I think this is a silly question. I suspect the rival lemon bar or key lime pie lobbyists posed the question “cake, pie, or tart?” to distract America from enjoying the unique citrus-free tang only its dairy-based rival can provide. This parsing of semantics calls to mind another question all together: Why is “cake” the problem here? Why not “cheese”? If, out of context, someone started describing a cake made out of cheese, I would argue your mind would go straight to a Frankenstein of cheese wheels featuring the likes of cheddar, parmesan, or gruyere. And yes, I know that the “cheese” part comes from Neufchâtel or cream cheese, but here’s my counterpoint: When we’re spreading schmear on a bagel, are we really thinking of eating cheese or something else entirely? Most definitely the latter!
So, I will leave you with this: Cheesecake is as much cake as it is cheese.

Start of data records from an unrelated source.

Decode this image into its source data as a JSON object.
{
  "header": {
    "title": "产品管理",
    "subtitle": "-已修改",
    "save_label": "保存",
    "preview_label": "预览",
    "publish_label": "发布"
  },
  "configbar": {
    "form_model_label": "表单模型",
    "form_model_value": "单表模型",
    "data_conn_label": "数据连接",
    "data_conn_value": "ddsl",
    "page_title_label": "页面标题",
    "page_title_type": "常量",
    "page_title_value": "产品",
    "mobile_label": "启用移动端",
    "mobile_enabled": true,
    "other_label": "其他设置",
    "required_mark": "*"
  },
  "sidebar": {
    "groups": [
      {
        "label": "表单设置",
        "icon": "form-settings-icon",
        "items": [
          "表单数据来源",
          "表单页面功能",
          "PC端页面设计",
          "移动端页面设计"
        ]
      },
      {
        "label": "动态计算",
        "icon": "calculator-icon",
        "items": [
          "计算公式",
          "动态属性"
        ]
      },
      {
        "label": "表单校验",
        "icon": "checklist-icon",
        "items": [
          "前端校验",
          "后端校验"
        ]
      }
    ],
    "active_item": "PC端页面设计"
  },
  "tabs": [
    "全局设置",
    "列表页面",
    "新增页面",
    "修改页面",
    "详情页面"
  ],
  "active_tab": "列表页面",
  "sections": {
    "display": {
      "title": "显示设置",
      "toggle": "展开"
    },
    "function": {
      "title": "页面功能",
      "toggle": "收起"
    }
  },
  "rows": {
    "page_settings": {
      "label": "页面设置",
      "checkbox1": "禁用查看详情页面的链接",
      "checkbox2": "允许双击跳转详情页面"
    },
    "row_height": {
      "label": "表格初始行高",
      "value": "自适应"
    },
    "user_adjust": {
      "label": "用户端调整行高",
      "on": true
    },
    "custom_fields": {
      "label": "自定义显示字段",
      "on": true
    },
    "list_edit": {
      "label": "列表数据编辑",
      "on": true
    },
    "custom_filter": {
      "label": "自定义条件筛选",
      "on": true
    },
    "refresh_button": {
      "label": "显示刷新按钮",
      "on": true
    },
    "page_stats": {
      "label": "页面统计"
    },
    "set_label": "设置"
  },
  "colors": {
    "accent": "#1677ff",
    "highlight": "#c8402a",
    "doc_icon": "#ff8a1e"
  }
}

Don’t get caught up in the talk about whether or not its name is as literal as it should be. Instead, treat yourself to a slice of the good stuff and thank your lucky stars it was invented in the first place.